Unless you actually witness a spider biting you, or you find a spider in the immediate vicinity of you (such as in bed), do not assume any wound is a spider bite. Your physician should treat the symptoms you exhibit. “Spider bites” are perhaps the most misdiagnosed of all injuries, with many, many other potential causes for a given lesion. A most authoritative website to visit is Causes of Necrotic Wounds other than Brown Recluse Spider Bites, written by Rick Vetter of University of California, Riverside. Avoiding bites in the first place is the best advice. Don’t put your extremities in places that you can’t see. Be careful when taking items out of storage, or bringing firewood, plants, or other objects indoors from outside. Do not leave footwear, gloves, and other apparel outdoors where a spider can hide inside the garment.
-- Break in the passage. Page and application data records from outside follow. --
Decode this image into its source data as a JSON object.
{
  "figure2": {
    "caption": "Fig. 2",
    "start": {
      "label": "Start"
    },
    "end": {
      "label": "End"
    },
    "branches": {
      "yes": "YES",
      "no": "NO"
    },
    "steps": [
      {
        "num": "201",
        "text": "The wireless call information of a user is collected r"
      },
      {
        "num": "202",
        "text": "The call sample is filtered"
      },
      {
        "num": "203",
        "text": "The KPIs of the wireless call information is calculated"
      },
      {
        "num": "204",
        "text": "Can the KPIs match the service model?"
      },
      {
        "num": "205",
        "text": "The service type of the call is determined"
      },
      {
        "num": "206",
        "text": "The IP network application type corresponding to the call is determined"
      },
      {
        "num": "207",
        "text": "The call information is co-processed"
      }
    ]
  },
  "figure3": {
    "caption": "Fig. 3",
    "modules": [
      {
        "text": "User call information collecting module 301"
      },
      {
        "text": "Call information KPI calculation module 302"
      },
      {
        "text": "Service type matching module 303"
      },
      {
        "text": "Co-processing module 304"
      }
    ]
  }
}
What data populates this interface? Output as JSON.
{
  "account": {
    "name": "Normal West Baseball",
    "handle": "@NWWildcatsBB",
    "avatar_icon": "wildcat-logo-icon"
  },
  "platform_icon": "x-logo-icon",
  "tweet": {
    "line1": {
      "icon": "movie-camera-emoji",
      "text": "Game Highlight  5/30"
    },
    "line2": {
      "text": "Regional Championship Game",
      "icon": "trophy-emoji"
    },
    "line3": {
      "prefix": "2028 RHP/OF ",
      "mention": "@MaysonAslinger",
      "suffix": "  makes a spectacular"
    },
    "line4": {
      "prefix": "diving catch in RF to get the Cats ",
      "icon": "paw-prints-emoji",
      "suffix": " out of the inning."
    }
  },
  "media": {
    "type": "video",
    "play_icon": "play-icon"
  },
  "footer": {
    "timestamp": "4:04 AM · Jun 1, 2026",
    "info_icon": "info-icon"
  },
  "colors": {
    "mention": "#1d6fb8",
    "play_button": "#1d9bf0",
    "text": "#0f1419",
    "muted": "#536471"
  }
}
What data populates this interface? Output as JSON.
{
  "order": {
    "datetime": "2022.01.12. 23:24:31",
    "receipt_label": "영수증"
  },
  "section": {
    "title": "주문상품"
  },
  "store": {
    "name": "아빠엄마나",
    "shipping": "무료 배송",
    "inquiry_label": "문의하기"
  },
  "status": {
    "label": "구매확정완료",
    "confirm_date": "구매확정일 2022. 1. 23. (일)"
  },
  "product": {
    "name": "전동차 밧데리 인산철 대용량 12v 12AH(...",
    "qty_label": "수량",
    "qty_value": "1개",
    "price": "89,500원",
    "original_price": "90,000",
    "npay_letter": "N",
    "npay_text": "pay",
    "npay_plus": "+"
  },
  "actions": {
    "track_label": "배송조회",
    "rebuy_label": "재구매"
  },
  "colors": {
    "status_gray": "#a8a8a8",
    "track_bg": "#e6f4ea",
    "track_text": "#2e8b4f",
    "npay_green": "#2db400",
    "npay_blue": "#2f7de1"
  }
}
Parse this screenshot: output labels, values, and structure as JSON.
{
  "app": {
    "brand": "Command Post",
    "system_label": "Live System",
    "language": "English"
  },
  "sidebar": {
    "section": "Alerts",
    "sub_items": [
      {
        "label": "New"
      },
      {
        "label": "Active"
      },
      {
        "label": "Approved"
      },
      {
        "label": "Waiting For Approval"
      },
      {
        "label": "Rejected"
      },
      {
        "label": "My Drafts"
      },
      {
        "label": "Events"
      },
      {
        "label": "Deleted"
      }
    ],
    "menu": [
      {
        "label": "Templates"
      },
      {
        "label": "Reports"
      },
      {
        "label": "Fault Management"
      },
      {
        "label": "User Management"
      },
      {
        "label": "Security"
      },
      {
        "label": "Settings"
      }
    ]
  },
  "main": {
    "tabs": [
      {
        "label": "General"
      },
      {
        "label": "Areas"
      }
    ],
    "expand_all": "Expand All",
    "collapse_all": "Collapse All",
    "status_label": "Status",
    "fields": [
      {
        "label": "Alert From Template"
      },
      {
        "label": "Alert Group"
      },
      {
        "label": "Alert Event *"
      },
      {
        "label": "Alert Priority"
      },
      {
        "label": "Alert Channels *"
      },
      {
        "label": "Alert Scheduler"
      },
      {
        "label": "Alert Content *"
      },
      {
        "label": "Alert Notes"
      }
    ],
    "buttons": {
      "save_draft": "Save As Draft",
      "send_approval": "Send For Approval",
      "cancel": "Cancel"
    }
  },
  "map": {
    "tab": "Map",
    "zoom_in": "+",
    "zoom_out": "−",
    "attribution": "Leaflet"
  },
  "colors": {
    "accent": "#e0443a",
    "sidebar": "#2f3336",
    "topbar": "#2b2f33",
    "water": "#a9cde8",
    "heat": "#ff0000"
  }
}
Repair worn weatherstripping around doors, mend holes in window screens, and seal other potential entrance holes, such as where plumbing and electrical conduits enter and exit the home.
More Frequently Asked Questions
General Spider Questions
- What is a spider?
- How do I identify a spider?
- What is the world's largest spider?
- How many eyes do spiders have?
- How long do spiders live?
- How are spiders helpful to people and the planet?
- What kind of animals eat spiders?
- How do spiders produce silk?
- Why do spiders spin webs?
- How do spiders create webs?
- How long does it take a spider to build a web?
- How strong is a spider web?
- Why is spider silk sticky?
- What else do spiders use silk for?
- What is the most venomous spider in the world?
- How do I treat a spider bite?
- What do spider bites look like?